Check out more of my images from the Sap Gathering Contest over the years at my Sap Gathering Flickr Set

Also a previous blog article about last year's contest:

You can find out about Stonewall Farms many programs on there web site .You'll find that the farm is about a lot more than just horses and sleds

Goat, Sap Gathering Contest, Keene, New Hampshire, Stonewall Farm,

Jeffrey Newcomer

Sunday, April 10, 2011

Searching for the Light

Yesterday the weather finally began to feel like spring. It was great to be able to open up the windows, install some screens and start airing out the winter dank. It was also a day spent trying to get a single picture in the best light. In the morning, Nelly (The dog of infinite patience) and I headed out on our usual Saturday morning rounds, visiting the Post Office, bank and dump, and then, also as usual, we  did the morning rounds of some of my favorite photography sites. Living in Chesterfield, I don't have to go far to sample wonderful examples of classic New England landscapes. Yesterday my tour took me by one of my favorite local working farms. The maple sugaring season is winding down here, but this farm still had the buckets up along the road leading to the barn and house. I've explored these views before, but I found an angle that really drew my eye. The trouble was that the sky was clear, the sun was warm and the light was horrible. The scene was nothing but starkly brilliant highlights and impenetrably dark shadows. I knew I should have just walked away, but I couldn't resist exploring different angles for future use. There was an interesting shadow coming at me in the foreground to play with, but my overwhelming thought was that I had to come back when the light was better. I hoped that, if the clouds didn't take over, I could catch this scene bathed in the warm, glowing light just before sunset.

For the rest of the day I kept watching the sky for the first signs of the "Golden Hour" and prayed that the clouds would stay away. Sadly it is an axiom of New England Weather that if it is sunny in the morning it will be cloudy in the afternoon. Things were not looking good, but, shortly before 5pm, I decided that I couldn't wait any long. Since the farm sits high on a ridge, I was hoping that the sun would be poking through. The light was much softer than in the morning, but the warmth was muted by milky clouds in the west. I grabbed a few shots, but as I scanned the sky it was obvious that conditions were not going to improve. I couldn't see any hope for even a sliver of an opening to spotlight the scene. On the way home I consoled myself with the possibility of better luck on another day, although I wasn't sure how much longer the buckets would stay in place.
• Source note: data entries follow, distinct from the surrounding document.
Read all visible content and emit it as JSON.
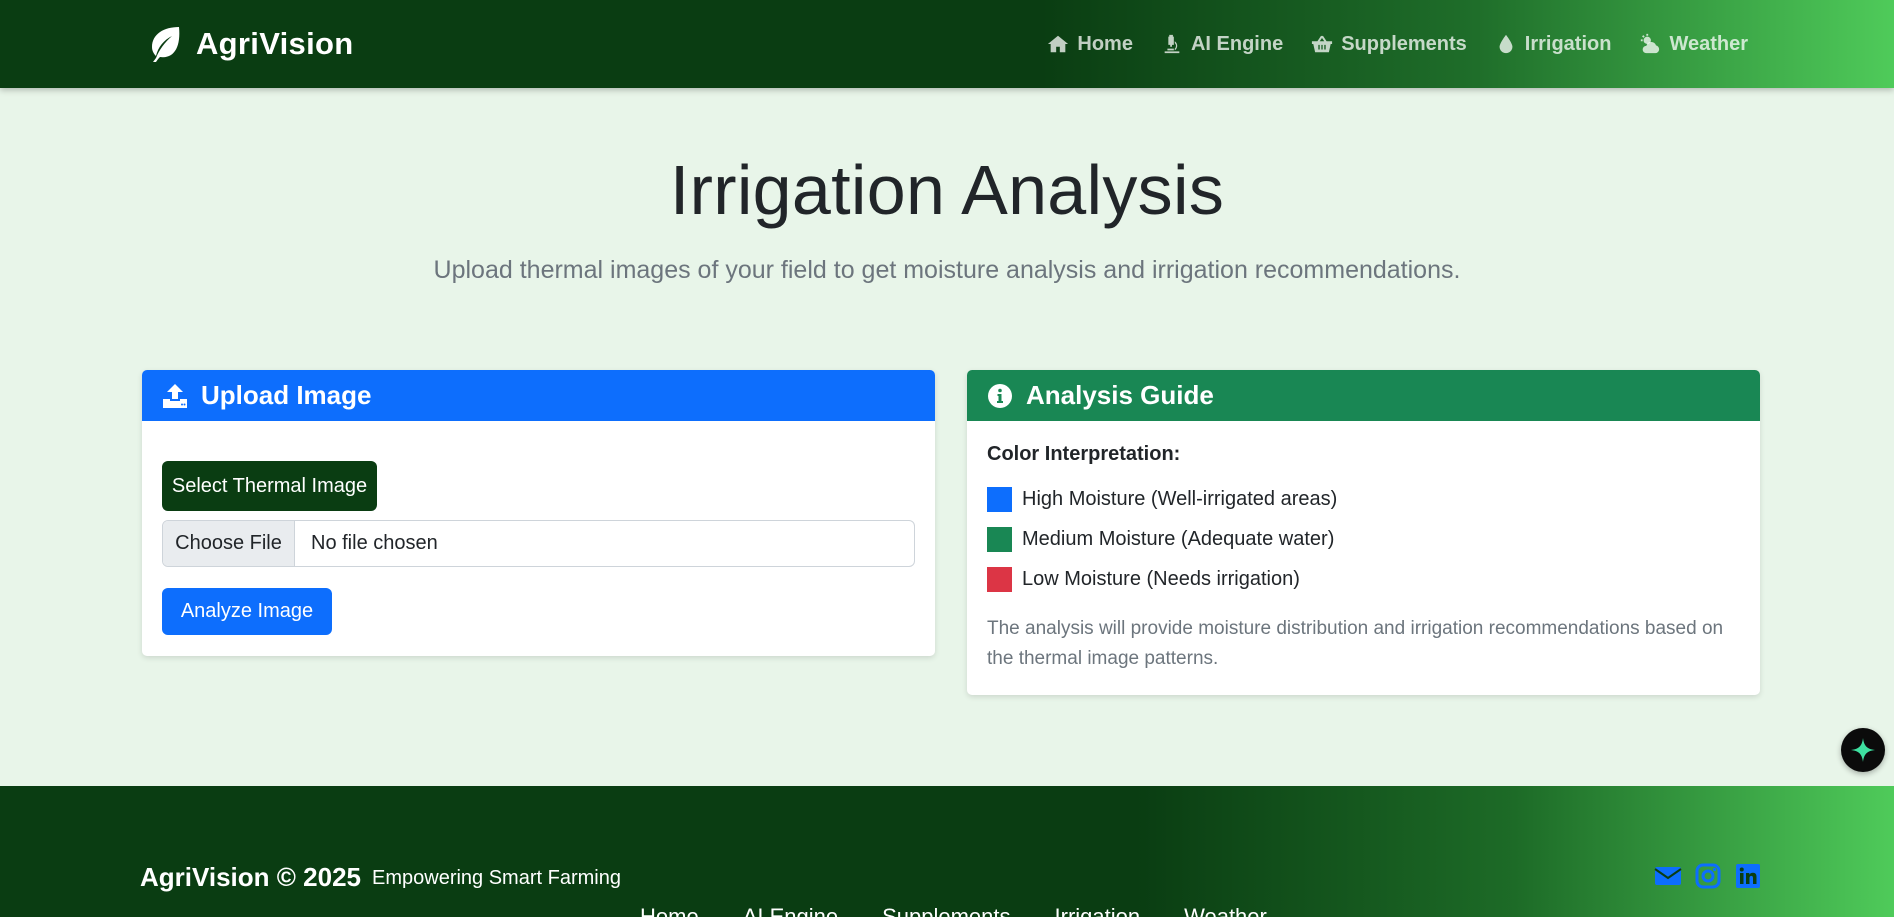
{
  "brand": {
    "name": "AgriVision"
  },
  "nav": {
    "items": [
      {
        "label": "Home",
        "icon": "home-icon"
      },
      {
        "label": "AI Engine",
        "icon": "microscope-icon"
      },
      {
        "label": "Supplements",
        "icon": "basket-icon"
      },
      {
        "label": "Irrigation",
        "icon": "water-drop-icon"
      },
      {
        "label": "Weather",
        "icon": "cloud-sun-icon"
      }
    ]
  },
  "hero": {
    "title": "Irrigation Analysis",
    "subtitle": "Upload thermal images of your field to get moisture analysis and irrigation recommendations."
  },
  "upload": {
    "header": "Upload Image",
    "select_label": "Select Thermal Image",
    "choose_file_label": "Choose File",
    "file_status": "No file chosen",
    "analyze_label": "Analyze Image"
  },
  "guide": {
    "header": "Analysis Guide",
    "label": "Color Interpretation:",
    "legend": [
      {
        "label": "High Moisture (Well-irrigated areas)",
        "color": "#0d6efd"
      },
      {
        "label": "Medium Moisture (Adequate water)",
        "color": "#198754"
      },
      {
        "label": "Low Moisture (Needs irrigation)",
        "color": "#dc3545"
      }
    ],
    "note": "The analysis will provide moisture distribution and irrigation recommendations based on the thermal image patterns."
  },
  "footer": {
    "brand": "AgriVision © 2025",
    "tagline": "Empowering Smart Farming",
    "links": [
      "Home",
      "AI Engine",
      "Supplements",
      "Irrigation",
      "Weather"
    ],
    "social": [
      "envelope-icon",
      "instagram-icon",
      "linkedin-icon"
    ]
  },
  "colors": {
    "nav_dark": "#0a3d12",
    "nav_light": "#4fcb5a",
    "primary": "#0d6efd",
    "success": "#198754",
    "danger": "#dc3545",
    "page_bg": "#e8f5e9"
  }
}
After I had unloaded the car and planted Nelly on the "towel" side of the couch, I took one last look outside. I noticed to my horror and excitement that the sun was brightly illuminating the church across the village. I threw my camera back in the car and flew out of the driveway. On the way back to the farm I found myself behind a plodding Mini Van. I could feel the moment slipping away and as expected by the time I slammed on the brakes and leaped out of the car the sun was drifting behind another merciless cloud. Still the light was a bit warmer and I grabbed more exposures from the same locations.  But this time I wasn't leaving. I settled down on the dry grass on the bank and waited for the sun, or darkness, whichever came first. After about ten minutes the sun was approaching the horizon, but there seemed to be the possibility of a thin break in the clouds. The light began to warm, first slowly, but then it exploded. The "Golden Hour" turned out to be a "Golden" three minutes and I grabbed shots as fast as I could.

By the time the day faded I found that I had taken more than 80 exposures from the same spot during four separate visits. It is common for me to go back many times to favorite locations in the region, sampling all seasons and lighting, but seldom has the search for the right light been compressed into such a short period of time. I ended up with a nice photograph and an even nicer way to demonstrate how searching for the right light can make all the difference.

And sometimes you get a nice bonus sunset on the way home.